Jeffrey Sachs makes some important points about all this:

Our political systems and global politics are largely unequipped for the real challenges of today’s world. Global economic growth and rising populations are putting unprecedented stresses on the physical environment, and these stresses in turn are causing unprecedented challenges for our societies. Yet politicians are largely ignorant of these trends. Governments are not organized to meet them. And crises that are fundamentally ecological in nature are managed by outdated strategies of war and diplomacy.

Some unhelpfully sweeping statements in that essay, and some false either-or choices implied, I thought. But what he's saying deserves to be taken seriously.

Brian Brivati makes an excellent case for clear thinking here, in Progress Online:

We should not abandon liberal interventionism. It is a new system for the relations between states and we are in the very early days of developing it. Of course there have been terrible mistakes and the cost in human life of those mistakes should haunt anyone who advocates interventions in the future. Moreover, the nature of the interventions we favour need to become much more long term, linking the right to development with the responsibility to protect. So we can do it better and we should do it better. There is a legal case for intervention and under the UN charter we are obliged to fulfil our responsibility to protect. Victory in the global war on terror will only be achieved by policies that link the use of force with economic intervention to promote development. But more than all of these things, democratic socialists should retain a sense of our moral commitment to global citizenship. Universalism is deeply unfashionable at present but the moral imperative of our responsibility for each other as human beings is more urgently required than ever.

Thursday, November 02, 2006

The Duty of Solidarity We Owe the Iraqi People

Setting aside all the arguments and lamentations over whether it was right for an Anglo-American alliance to invade Iraq and smash the Baathist state there, the only really important question is: What do we do now?

Ever since the bombs started falling on Baghdad, that's the only question that has really mattered, and it's also the question that the mainstream "anti-war" movement has got wrong, by any standard recognizable in the traditional perspective of the progressive left. "Troops out" offers no effective solidarity with pro-democracy Iraqis, and offers far greater advantage to the "resistance" fighters who behead kafirs, put bombs in mosques and assassinate trade union leaders.

"Troops out" was wrong from the start because, as all the facts now show, it didn't make a difference.
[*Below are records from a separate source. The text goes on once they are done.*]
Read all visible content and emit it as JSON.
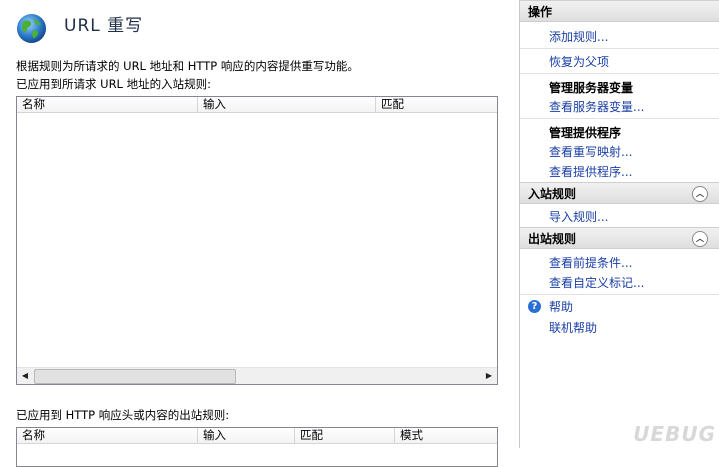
{
  "header": {
    "title": "URL 重写",
    "icon": "globe-icon"
  },
  "description": "根据规则为所请求的 URL 地址和 HTTP 响应的内容提供重写功能。",
  "inbound": {
    "label": "已应用到所请求 URL 地址的入站规则:",
    "columns": [
      "名称",
      "输入",
      "匹配"
    ],
    "rows": []
  },
  "outbound": {
    "label": "已应用到 HTTP 响应头或内容的出站规则:",
    "columns": [
      "名称",
      "输入",
      "匹配",
      "模式"
    ],
    "rows": []
  },
  "actions": {
    "title": "操作",
    "add_rule": "添加规则...",
    "revert_parent": "恢复为父项",
    "server_vars_group": "管理服务器变量",
    "view_server_vars": "查看服务器变量...",
    "providers_group": "管理提供程序",
    "view_rewrite_maps": "查看重写映射...",
    "view_providers": "查看提供程序...",
    "inbound_section": "入站规则",
    "import_rules": "导入规则...",
    "outbound_section": "出站规则",
    "view_preconditions": "查看前提条件...",
    "view_custom_tags": "查看自定义标记...",
    "help": "帮助",
    "online_help": "联机帮助"
  },
  "watermark": "UEBUG"
}
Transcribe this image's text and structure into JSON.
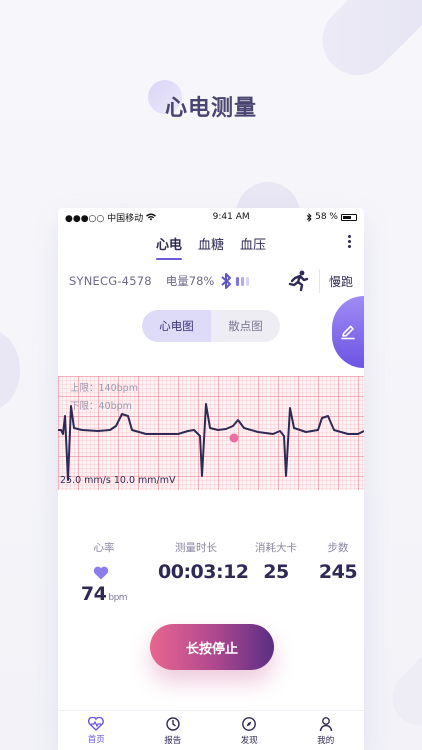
{
  "hero": {
    "title": "心电测量"
  },
  "status_bar": {
    "carrier": "●●●○○ 中国移动",
    "time": "9:41 AM",
    "battery": "58 %"
  },
  "tabs": [
    {
      "label": "心电",
      "active": true
    },
    {
      "label": "血糖",
      "active": false
    },
    {
      "label": "血压",
      "active": false
    }
  ],
  "device": {
    "name": "SYNECG-4578",
    "battery_text": "电量78%",
    "bluetooth": "✱",
    "activity_label": "慢跑"
  },
  "segment": {
    "options": [
      "心电图",
      "散点图"
    ],
    "selected": "心电图"
  },
  "ecg": {
    "upper_limit": "上限：140bpm",
    "lower_limit": "下限：40bpm",
    "speed": "25.0 mm/s 10.0 mm/mV"
  },
  "stats": [
    {
      "label": "心率",
      "value": "74",
      "unit": "bpm"
    },
    {
      "label": "测量时长",
      "value": "00:03:12"
    },
    {
      "label": "消耗大卡",
      "value": "25"
    },
    {
      "label": "步数",
      "value": "245"
    }
  ],
  "stop_button": {
    "label": "长按停止"
  },
  "bottom_nav": [
    {
      "label": "首页",
      "icon": "heart-pulse-icon",
      "active": true
    },
    {
      "label": "报告",
      "icon": "report-icon",
      "active": false
    },
    {
      "label": "发现",
      "icon": "compass-icon",
      "active": false
    },
    {
      "label": "我的",
      "icon": "profile-icon",
      "active": false
    }
  ],
  "colors": {
    "accent": "#6d54e3",
    "stop_gradient_start": "#e8668f",
    "stop_gradient_end": "#5a2e83",
    "ecg_grid": "#f0aab4"
  }
}
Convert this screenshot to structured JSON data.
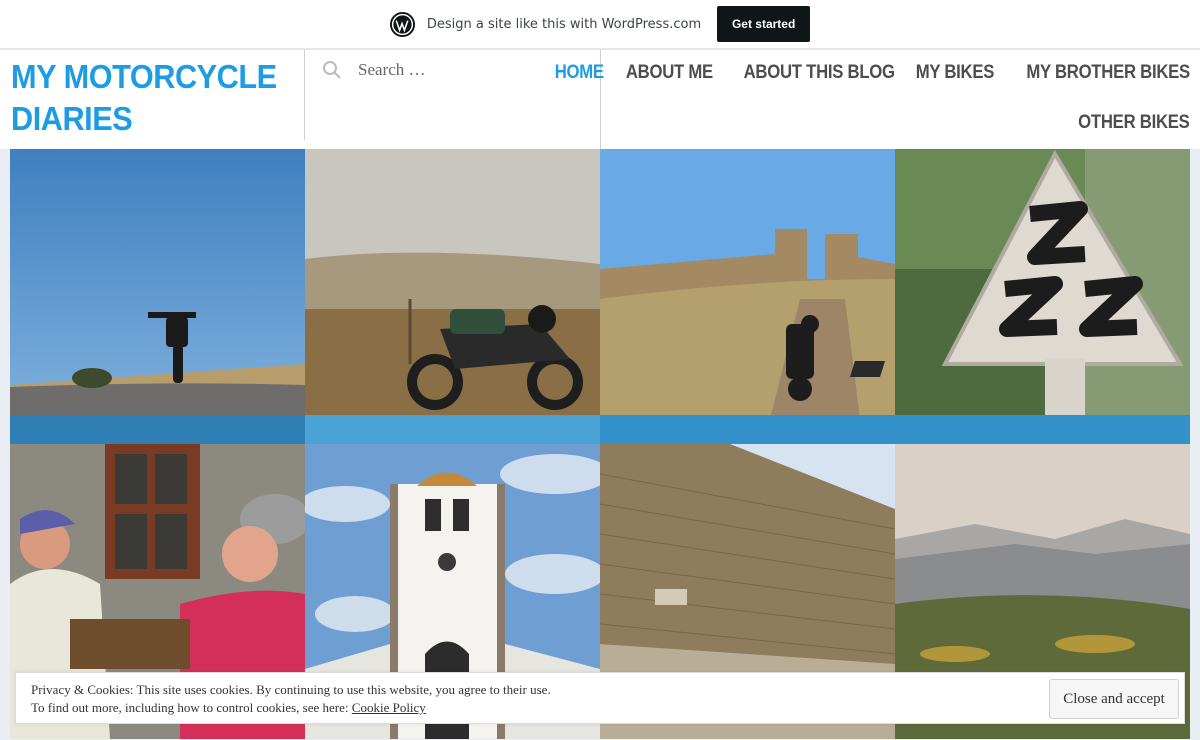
{
  "wp_banner": {
    "logo_icon": "wordpress-logo-icon",
    "text": "Design a site like this with WordPress.com",
    "cta_label": "Get started"
  },
  "header": {
    "site_title": "MY MOTORCYCLE DIARIES",
    "accent_color": "#1e9ce3"
  },
  "search": {
    "icon": "search-icon",
    "placeholder": "Search …"
  },
  "nav": {
    "items": [
      {
        "label": "HOME",
        "active": true
      },
      {
        "label": "ABOUT ME",
        "active": false
      },
      {
        "label": "ABOUT THIS BLOG",
        "active": false
      },
      {
        "label": "MY BIKES",
        "active": false
      },
      {
        "label": "MY BROTHER BIKES",
        "active": false
      },
      {
        "label": "OTHER BIKES",
        "active": false
      }
    ]
  },
  "gallery": {
    "tiles": [
      {
        "subject": "motorcycle on road under blue sky"
      },
      {
        "subject": "motorcycle in foggy field"
      },
      {
        "subject": "motorcycle on dirt path below castle"
      },
      {
        "subject": "zigzag road sign"
      },
      {
        "subject": "men playing cards"
      },
      {
        "subject": "white church bell tower"
      },
      {
        "subject": "ancient stone wall"
      },
      {
        "subject": "hazy mountain landscape"
      }
    ]
  },
  "cookie": {
    "line1": "Privacy & Cookies: This site uses cookies. By continuing to use this website, you agree to their use.",
    "line2_prefix": "To find out more, including how to control cookies, see here: ",
    "link_label": "Cookie Policy",
    "button_label": "Close and accept"
  }
}
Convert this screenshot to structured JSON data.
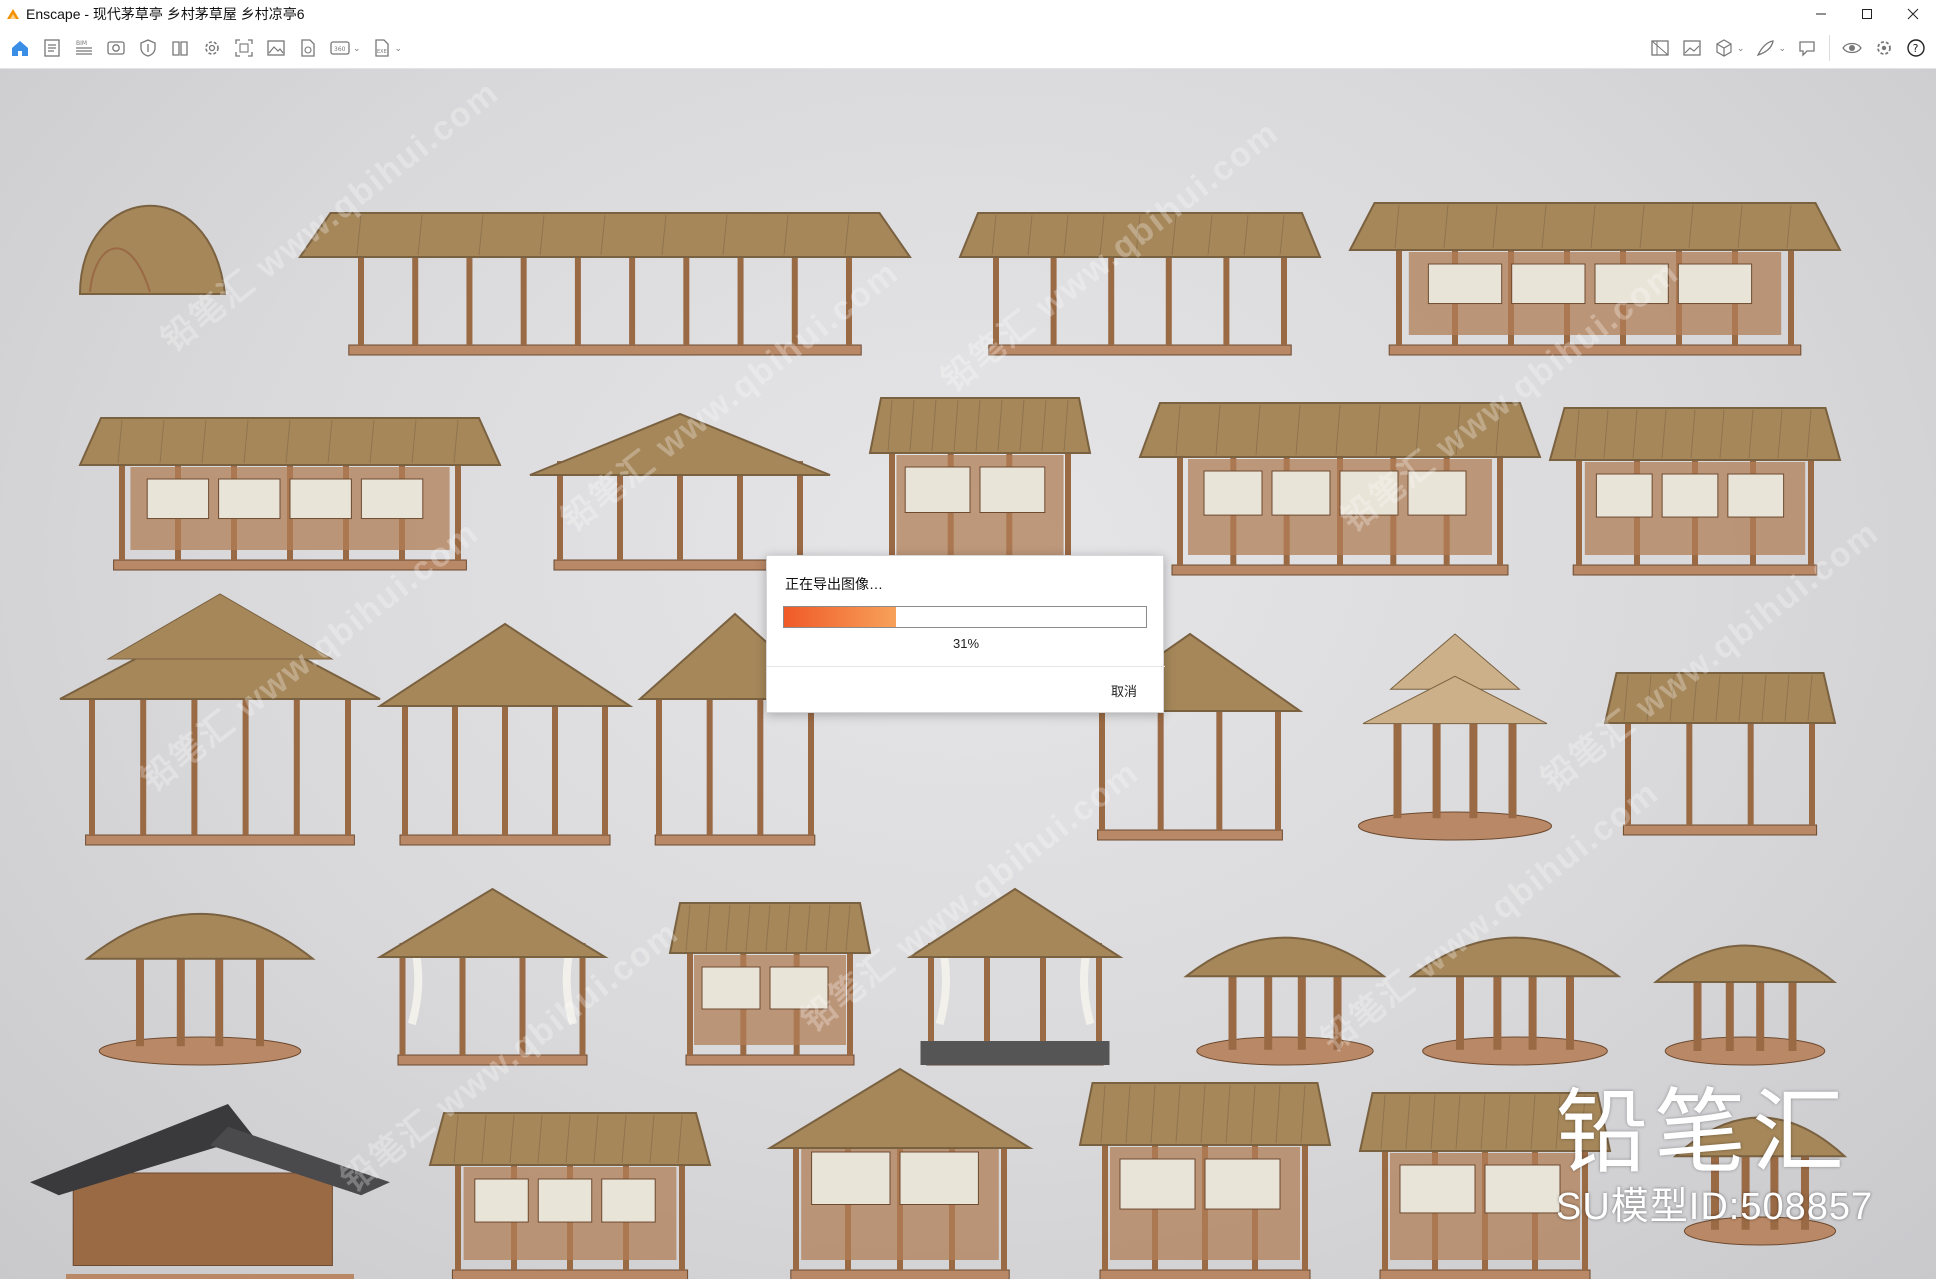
{
  "window": {
    "title": "Enscape - 现代茅草亭 乡村茅草屋 乡村凉亭6",
    "app_icon": "enscape-logo-icon",
    "controls": [
      "minimize-icon",
      "maximize-icon",
      "close-icon"
    ]
  },
  "toolbar": {
    "left": [
      {
        "name": "home-icon"
      },
      {
        "name": "document-icon"
      },
      {
        "name": "bim-list-icon"
      },
      {
        "name": "camera-view-icon"
      },
      {
        "name": "asset-shield-icon"
      },
      {
        "name": "book-library-icon"
      },
      {
        "name": "settings-gear-icon"
      },
      {
        "name": "screenshot-frame-icon"
      },
      {
        "name": "image-icon"
      },
      {
        "name": "file-export-icon"
      },
      {
        "name": "panorama-360-icon",
        "dropdown": true
      },
      {
        "name": "exe-export-icon",
        "dropdown": true
      }
    ],
    "right": [
      {
        "name": "map-icon"
      },
      {
        "name": "gallery-image-icon"
      },
      {
        "name": "cube-view-icon",
        "dropdown": true
      },
      {
        "name": "feather-brush-icon",
        "dropdown": true
      },
      {
        "name": "chat-feedback-icon"
      },
      {
        "name": "eye-visibility-icon"
      },
      {
        "name": "gear-settings-icon"
      },
      {
        "name": "help-icon"
      }
    ],
    "collapse_icon": "chevron-up-icon"
  },
  "watermark": {
    "text": "铅笔汇 www.qbihui.com",
    "brand_name": "铅笔汇",
    "brand_id": "SU模型ID:508857"
  },
  "export_dialog": {
    "title": "正在导出图像…",
    "progress": 0.31,
    "progress_label": "31%",
    "cancel_label": "取消",
    "accent": "#f05a28"
  },
  "models": [
    {
      "name": "thatched-arch-hut"
    },
    {
      "name": "long-thatched-corridor"
    },
    {
      "name": "thatched-gate-canopy"
    },
    {
      "name": "thatched-lattice-pavilion"
    },
    {
      "name": "thatched-house-with-porch"
    },
    {
      "name": "open-thatched-pavilion"
    },
    {
      "name": "small-thatched-cabin"
    },
    {
      "name": "thatched-cabin-with-deck"
    },
    {
      "name": "thatched-veranda-pavilion"
    },
    {
      "name": "two-tier-thatched-pavilion"
    },
    {
      "name": "stilt-thatched-gazebo"
    },
    {
      "name": "a-frame-thatched-stilt-hut"
    },
    {
      "name": "a-frame-thatched-house"
    },
    {
      "name": "round-tiered-thatched-gazebo"
    },
    {
      "name": "simple-thatched-canopy"
    },
    {
      "name": "round-thatched-umbrella-gazebo"
    },
    {
      "name": "curtained-thatched-gazebo"
    },
    {
      "name": "thatched-lattice-cabin"
    },
    {
      "name": "thatched-gazebo-on-stone"
    },
    {
      "name": "square-thatched-gazebo"
    },
    {
      "name": "octagonal-thatched-gazebo"
    },
    {
      "name": "round-thatched-gazebo-deck"
    },
    {
      "name": "dark-roof-modern-cabin"
    },
    {
      "name": "thatched-guest-house"
    },
    {
      "name": "two-story-thatched-stilt-house"
    },
    {
      "name": "thatched-stilt-house-with-tree"
    },
    {
      "name": "thatched-glass-pavilion"
    },
    {
      "name": "thatched-round-kiosk"
    }
  ]
}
It will be the right answer eventually, of course, the way a broken clock is right, twice a day. Canada was right to say no to joining the American-led invasion, given the circumstances. And the hour will come when the circumstances will be right for the Yanks and the others to go home.

But that hour has not yet come. Not according to His Excellency Howar Ziad, anyway. Ziad is the Iraqi Ambassador, a senior adviser to Iraqi President Jalal Talabani, a brave patriot and a progressive liberal, unapologetically of the left, and his view of the world is the subject of my Tyee column today.

By nine this morning, the nutters were already at it in the comments. My previous Tyee column, the inaugural one, set off almost two weeks of it, non-stop. Turns out I'm a CIA agent, a secret advocate of Dershowitzianism, "evidence of just how deeply the Israel Lobby has infiltrated every aspect of our media" and a former girl named Teri who had a sex change operation who's somehow associated with the Rothschilds and the Bilderbergs. After that you get into favourable nods to Ernst Zundel, some references to the Freemasons and the Illuminati, and then: "The telephone lines are all bugged.The keystrokes are all recorded. We're all on secret lists accompanied by profiles."

Geez. And I was trying to be nice.